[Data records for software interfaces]

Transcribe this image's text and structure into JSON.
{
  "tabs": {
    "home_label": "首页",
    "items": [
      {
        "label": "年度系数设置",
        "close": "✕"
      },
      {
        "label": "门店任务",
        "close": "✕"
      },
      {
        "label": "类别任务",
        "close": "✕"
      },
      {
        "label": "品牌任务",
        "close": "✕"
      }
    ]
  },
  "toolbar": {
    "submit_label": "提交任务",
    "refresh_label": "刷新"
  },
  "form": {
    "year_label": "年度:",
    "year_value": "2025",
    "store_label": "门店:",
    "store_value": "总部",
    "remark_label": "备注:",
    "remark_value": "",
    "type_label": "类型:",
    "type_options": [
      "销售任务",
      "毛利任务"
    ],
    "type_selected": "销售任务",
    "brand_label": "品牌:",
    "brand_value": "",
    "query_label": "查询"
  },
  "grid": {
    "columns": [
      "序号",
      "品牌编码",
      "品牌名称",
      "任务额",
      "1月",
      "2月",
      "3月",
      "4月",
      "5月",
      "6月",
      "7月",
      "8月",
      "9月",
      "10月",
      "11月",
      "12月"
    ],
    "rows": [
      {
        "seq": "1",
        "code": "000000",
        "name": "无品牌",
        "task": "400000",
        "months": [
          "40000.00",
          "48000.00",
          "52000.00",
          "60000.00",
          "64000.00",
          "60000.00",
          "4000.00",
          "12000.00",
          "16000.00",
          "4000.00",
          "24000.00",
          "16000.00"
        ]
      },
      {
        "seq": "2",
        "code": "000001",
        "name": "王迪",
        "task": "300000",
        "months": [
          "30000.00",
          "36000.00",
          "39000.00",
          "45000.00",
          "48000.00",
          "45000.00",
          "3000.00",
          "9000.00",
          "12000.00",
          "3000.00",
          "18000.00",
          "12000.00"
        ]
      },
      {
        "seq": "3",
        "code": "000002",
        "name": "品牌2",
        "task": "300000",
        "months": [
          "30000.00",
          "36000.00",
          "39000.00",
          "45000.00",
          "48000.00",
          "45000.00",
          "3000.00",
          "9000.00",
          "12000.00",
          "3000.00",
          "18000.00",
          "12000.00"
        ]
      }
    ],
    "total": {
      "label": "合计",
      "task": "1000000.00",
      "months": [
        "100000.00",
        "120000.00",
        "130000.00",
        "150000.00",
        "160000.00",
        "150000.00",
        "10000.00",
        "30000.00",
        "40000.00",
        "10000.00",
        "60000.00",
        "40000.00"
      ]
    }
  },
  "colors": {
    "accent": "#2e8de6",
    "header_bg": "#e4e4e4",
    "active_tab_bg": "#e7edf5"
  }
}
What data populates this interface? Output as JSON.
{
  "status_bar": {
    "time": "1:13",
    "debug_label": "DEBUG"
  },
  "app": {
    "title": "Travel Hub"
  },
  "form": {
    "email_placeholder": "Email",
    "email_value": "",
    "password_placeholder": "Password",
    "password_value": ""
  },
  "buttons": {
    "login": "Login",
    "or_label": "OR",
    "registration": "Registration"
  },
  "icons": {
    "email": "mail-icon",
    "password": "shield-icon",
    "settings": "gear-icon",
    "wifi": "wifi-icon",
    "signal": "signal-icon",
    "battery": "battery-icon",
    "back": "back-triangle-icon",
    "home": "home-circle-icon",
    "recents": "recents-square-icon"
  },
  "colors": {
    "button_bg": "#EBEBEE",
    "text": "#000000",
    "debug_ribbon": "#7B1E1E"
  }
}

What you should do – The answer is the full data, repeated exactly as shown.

Answer box –
Transcribe this image's text and structure into JSON.
{
  "tabs": {
    "home_label": "首页",
    "items": [
      {
        "label": "年度系数设置",
        "close": "✕"
      },
      {
        "label": "门店任务",
        "close": "✕"
      },
      {
        "label": "类别任务",
        "close": "✕"
      },
      {
        "label": "品牌任务",
        "close": "✕"
      }
    ]
  },
  "toolbar": {
    "submit_label": "提交任务",
    "refresh_label": "刷新"
  },
  "form": {
    "year_label": "年度:",
    "year_value": "2025",
    "store_label": "门店:",
    "store_value": "总部",
    "remark_label": "备注:",
    "remark_value": "",
    "type_label": "类型:",
    "type_options": [
      "销售任务",
      "毛利任务"
    ],
    "type_selected": "销售任务",
    "brand_label": "品牌:",
    "brand_value": "",
    "query_label": "查询"
  },
  "grid": {
    "columns": [
      "序号",
      "品牌编码",
      "品牌名称",
      "任务额",
      "1月",
      "2月",
      "3月",
      "4月",
      "5月",
      "6月",
      "7月",
      "8月",
      "9月",
      "10月",
      "11月",
      "12月"
    ],
    "rows": [
      {
        "seq": "1",
        "code": "000000",
        "name": "无品牌",
        "task": "400000",
        "months": [
          "40000.00",
          "48000.00",
          "52000.00",
          "60000.00",
          "64000.00",
          "60000.00",
          "4000.00",
          "12000.00",
          "16000.00",
          "4000.00",
          "24000.00",
          "16000.00"
        ]
      },
      {
        "seq": "2",
        "code": "000001",
        "name": "王迪",
        "task": "300000",
        "months": [
          "30000.00",
          "36000.00",
          "39000.00",
          "45000.00",
          "48000.00",
          "45000.00",
          "3000.00",
          "9000.00",
          "12000.00",
          "3000.00",
          "18000.00",
          "12000.00"
        ]
      },
      {
        "seq": "3",
        "code": "000002",
        "name": "品牌2",
        "task": "300000",
        "months": [
          "30000.00",
          "36000.00",
          "39000.00",
          "45000.00",
          "48000.00",
          "45000.00",
          "3000.00",
          "9000.00",
          "12000.00",
          "3000.00",
          "18000.00",
          "12000.00"
        ]
      }
    ],
    "total": {
      "label": "合计",
      "task": "1000000.00",
      "months": [
        "100000.00",
        "120000.00",
        "130000.00",
        "150000.00",
        "160000.00",
        "150000.00",
        "10000.00",
        "30000.00",
        "40000.00",
        "10000.00",
        "60000.00",
        "40000.00"
      ]
    }
  },
  "colors": {
    "accent": "#2e8de6",
    "header_bg": "#e4e4e4",
    "active_tab_bg": "#e7edf5"
  }
}
What data populates this interface? Output as JSON.
{
  "status_bar": {
    "time": "1:13",
    "debug_label": "DEBUG"
  },
  "app": {
    "title": "Travel Hub"
  },
  "form": {
    "email_placeholder": "Email",
    "email_value": "",
    "password_placeholder": "Password",
    "password_value": ""
  },
  "buttons": {
    "login": "Login",
    "or_label": "OR",
    "registration": "Registration"
  },
  "icons": {
    "email": "mail-icon",
    "password": "shield-icon",
    "settings": "gear-icon",
    "wifi": "wifi-icon",
    "signal": "signal-icon",
    "battery": "battery-icon",
    "back": "back-triangle-icon",
    "home": "home-circle-icon",
    "recents": "recents-square-icon"
  },
  "colors": {
    "button_bg": "#EBEBEE",
    "text": "#000000",
    "debug_ribbon": "#7B1E1E"
  }
}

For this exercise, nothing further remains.